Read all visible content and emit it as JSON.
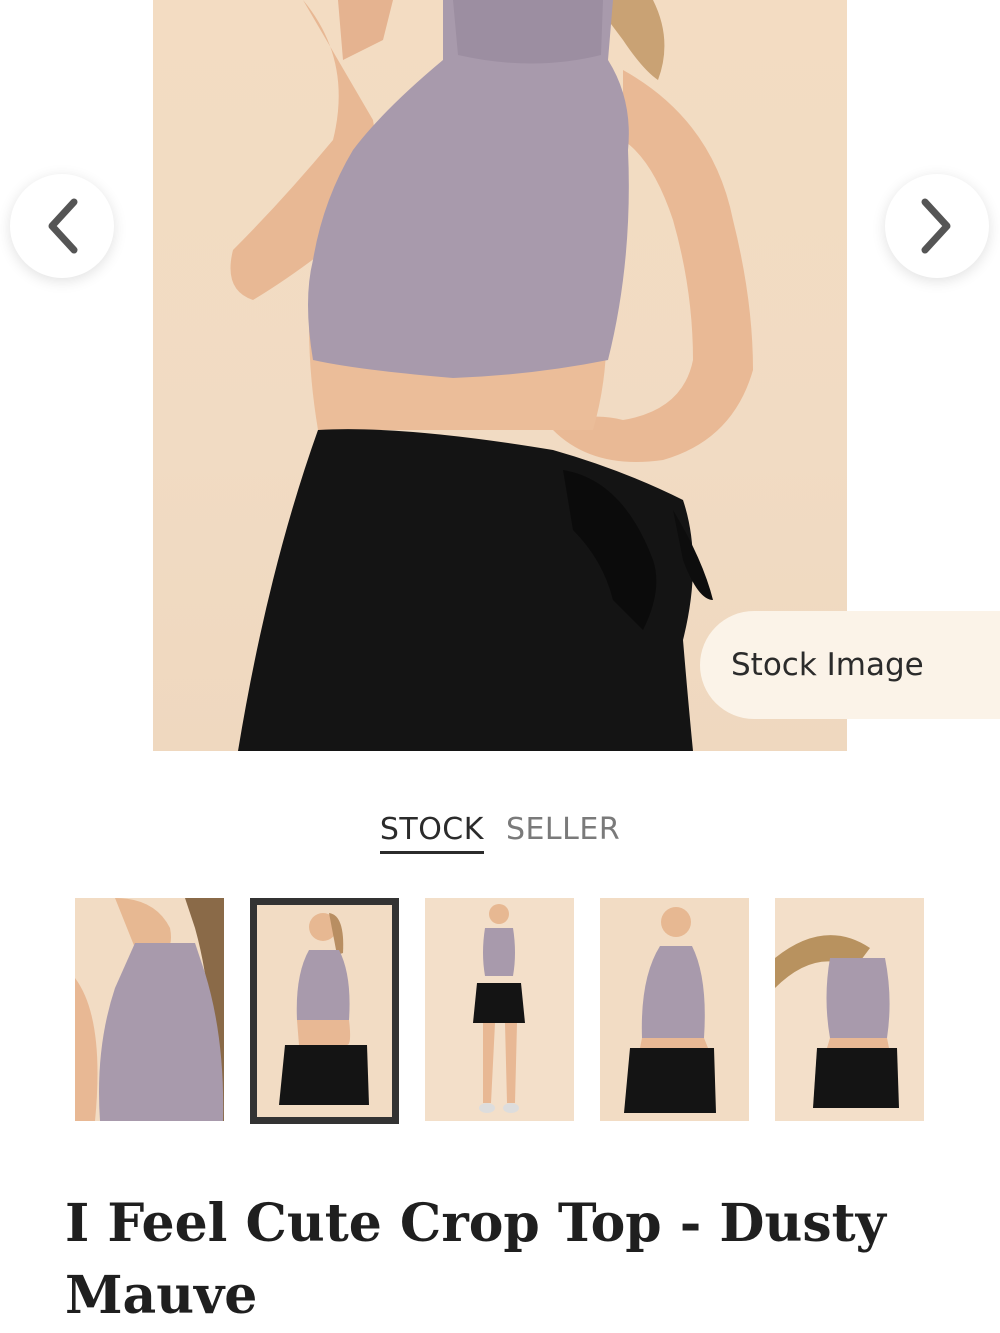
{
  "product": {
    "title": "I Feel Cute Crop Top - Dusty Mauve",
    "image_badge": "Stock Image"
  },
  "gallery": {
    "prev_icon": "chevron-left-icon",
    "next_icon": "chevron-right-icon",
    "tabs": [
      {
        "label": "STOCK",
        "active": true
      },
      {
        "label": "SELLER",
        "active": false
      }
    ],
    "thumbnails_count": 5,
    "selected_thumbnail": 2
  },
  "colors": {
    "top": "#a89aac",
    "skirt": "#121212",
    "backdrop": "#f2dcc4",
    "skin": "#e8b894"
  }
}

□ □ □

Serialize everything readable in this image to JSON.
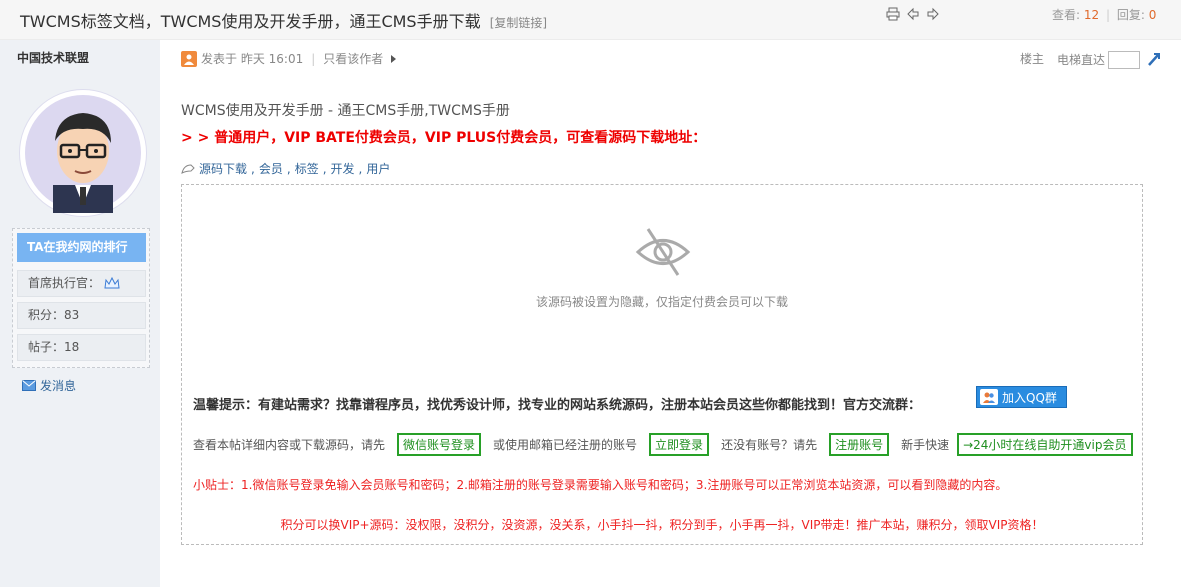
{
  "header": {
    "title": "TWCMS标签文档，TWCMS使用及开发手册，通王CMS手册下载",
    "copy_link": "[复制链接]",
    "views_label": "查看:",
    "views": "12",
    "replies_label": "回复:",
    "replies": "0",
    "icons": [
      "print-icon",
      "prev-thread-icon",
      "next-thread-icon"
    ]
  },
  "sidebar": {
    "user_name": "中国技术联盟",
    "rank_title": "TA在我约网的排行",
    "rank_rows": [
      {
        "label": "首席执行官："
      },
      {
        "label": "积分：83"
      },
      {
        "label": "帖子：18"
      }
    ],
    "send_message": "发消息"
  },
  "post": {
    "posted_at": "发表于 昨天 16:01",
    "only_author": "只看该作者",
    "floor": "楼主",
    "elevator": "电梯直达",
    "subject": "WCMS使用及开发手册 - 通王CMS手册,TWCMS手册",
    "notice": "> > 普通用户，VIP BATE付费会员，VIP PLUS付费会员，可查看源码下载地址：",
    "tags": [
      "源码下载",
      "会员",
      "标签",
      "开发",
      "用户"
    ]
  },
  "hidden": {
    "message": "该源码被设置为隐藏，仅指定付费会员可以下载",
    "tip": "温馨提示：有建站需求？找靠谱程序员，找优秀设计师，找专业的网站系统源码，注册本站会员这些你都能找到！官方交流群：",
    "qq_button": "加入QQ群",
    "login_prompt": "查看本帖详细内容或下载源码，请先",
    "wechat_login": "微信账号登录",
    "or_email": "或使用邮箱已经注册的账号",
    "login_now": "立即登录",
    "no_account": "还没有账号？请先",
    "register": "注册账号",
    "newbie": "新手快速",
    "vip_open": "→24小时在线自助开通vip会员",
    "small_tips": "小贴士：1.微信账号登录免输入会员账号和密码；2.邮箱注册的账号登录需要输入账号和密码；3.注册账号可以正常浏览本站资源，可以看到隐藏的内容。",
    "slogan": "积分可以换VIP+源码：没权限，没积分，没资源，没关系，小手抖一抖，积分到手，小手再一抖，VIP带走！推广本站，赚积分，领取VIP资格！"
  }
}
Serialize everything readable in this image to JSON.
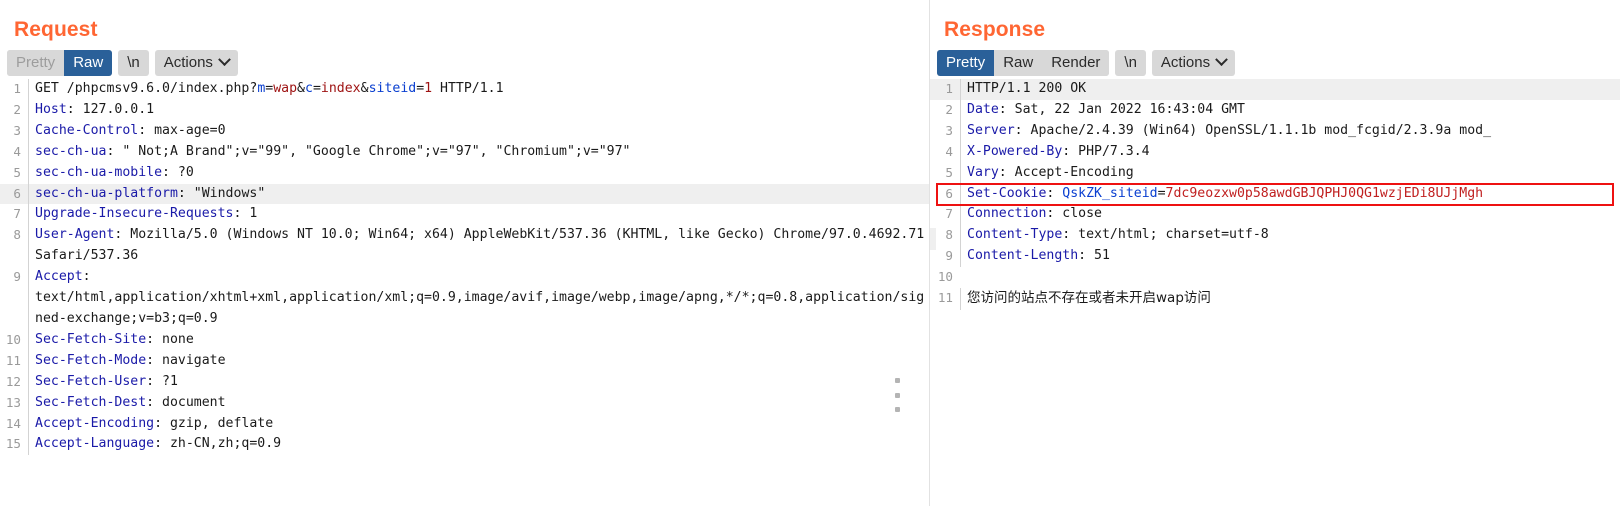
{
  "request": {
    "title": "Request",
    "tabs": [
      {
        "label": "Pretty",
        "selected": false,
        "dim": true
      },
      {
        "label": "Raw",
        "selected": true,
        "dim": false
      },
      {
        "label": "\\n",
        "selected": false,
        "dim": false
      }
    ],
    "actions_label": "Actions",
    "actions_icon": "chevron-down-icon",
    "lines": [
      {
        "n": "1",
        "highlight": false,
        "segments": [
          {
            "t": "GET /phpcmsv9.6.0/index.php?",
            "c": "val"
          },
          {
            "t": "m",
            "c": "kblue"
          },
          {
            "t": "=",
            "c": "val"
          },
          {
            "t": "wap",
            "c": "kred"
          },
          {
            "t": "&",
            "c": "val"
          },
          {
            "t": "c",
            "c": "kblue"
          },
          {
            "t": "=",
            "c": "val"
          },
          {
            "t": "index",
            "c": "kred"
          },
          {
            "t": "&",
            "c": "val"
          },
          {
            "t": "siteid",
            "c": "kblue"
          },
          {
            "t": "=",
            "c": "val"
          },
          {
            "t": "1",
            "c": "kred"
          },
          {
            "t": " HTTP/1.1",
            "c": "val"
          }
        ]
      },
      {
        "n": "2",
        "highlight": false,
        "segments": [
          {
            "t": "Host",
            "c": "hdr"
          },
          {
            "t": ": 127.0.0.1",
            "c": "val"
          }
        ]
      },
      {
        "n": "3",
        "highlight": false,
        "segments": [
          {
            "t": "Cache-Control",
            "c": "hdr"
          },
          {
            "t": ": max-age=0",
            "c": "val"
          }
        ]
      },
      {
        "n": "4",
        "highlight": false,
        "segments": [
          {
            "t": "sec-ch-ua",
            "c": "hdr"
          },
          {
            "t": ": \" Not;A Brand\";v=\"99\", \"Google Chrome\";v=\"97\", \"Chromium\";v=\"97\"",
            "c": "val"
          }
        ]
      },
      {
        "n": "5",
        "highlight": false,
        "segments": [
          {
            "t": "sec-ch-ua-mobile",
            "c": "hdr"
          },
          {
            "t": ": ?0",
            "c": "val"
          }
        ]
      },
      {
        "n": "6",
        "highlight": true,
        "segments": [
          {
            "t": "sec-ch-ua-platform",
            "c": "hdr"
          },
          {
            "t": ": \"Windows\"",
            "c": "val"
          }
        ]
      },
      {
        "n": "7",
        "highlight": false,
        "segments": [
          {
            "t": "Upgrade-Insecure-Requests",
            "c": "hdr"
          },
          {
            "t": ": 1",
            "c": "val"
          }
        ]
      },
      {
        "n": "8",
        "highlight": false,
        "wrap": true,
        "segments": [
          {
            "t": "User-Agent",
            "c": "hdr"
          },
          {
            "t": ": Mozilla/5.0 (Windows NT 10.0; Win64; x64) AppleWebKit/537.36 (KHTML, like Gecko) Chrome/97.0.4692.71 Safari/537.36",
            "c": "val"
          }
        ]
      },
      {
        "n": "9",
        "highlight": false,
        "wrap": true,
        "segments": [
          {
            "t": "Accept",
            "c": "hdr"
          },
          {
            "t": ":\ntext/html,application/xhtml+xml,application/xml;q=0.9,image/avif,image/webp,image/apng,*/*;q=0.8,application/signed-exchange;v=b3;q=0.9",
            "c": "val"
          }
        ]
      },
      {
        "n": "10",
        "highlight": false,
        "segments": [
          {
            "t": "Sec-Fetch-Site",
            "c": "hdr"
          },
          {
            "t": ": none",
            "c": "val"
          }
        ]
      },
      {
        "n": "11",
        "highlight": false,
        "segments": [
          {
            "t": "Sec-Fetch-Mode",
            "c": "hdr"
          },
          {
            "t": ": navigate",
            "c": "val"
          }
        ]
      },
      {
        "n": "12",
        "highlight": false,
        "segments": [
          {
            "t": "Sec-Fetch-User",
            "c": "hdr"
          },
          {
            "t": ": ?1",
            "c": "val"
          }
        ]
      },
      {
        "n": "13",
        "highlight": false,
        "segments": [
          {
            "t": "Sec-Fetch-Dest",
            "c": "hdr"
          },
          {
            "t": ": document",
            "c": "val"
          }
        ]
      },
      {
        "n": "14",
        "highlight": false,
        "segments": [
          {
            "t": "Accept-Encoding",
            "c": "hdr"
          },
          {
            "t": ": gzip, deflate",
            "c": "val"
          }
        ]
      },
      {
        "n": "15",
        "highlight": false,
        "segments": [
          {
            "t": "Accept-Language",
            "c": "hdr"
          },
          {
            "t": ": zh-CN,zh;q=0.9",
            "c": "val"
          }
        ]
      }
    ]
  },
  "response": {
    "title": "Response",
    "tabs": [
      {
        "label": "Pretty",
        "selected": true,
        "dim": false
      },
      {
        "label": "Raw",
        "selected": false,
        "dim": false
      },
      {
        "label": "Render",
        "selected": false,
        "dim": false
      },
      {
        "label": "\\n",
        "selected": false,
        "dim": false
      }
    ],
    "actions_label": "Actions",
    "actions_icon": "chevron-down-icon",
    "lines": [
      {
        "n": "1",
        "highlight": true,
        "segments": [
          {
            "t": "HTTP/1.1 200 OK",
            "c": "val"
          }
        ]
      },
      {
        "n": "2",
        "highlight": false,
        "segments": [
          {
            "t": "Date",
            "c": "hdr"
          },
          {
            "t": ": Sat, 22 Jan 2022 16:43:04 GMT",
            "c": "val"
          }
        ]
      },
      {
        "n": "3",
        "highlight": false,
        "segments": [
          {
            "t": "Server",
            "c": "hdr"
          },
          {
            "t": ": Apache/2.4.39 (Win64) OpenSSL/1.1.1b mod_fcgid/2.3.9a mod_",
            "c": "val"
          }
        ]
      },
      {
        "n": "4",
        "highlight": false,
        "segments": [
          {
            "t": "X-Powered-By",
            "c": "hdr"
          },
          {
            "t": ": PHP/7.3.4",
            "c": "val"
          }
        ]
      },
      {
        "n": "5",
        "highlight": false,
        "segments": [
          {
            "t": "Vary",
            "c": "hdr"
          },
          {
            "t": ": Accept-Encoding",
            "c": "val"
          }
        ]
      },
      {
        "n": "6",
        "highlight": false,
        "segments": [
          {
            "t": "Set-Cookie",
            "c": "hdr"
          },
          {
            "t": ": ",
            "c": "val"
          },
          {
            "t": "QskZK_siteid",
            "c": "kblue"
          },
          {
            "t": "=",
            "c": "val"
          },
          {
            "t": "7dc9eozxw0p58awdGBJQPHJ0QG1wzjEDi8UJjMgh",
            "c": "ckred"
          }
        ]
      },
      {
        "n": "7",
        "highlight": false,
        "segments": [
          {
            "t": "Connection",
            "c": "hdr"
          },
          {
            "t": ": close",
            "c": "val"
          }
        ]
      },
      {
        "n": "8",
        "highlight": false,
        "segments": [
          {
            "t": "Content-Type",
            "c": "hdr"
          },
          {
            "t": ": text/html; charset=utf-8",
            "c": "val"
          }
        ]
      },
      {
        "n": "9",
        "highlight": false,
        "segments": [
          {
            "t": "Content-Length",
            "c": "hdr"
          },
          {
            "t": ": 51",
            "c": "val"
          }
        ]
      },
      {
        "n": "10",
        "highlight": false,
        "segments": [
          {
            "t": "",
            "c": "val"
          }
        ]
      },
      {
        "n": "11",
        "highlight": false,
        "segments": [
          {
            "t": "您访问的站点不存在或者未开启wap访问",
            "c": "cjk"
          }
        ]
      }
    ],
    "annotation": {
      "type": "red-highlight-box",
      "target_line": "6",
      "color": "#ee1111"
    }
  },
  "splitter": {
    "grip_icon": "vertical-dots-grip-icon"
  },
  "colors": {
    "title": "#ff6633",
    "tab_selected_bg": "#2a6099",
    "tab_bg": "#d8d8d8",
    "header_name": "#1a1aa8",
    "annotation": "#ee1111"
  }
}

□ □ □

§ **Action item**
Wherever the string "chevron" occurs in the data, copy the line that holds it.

§ **Solution**
    "prev_icon": "chevron-left-icon",
    "next_icon": "chevron-right-icon",
    "actions_icon": "chevron-down-icon",
    "actions_icon": "chevron-down-icon",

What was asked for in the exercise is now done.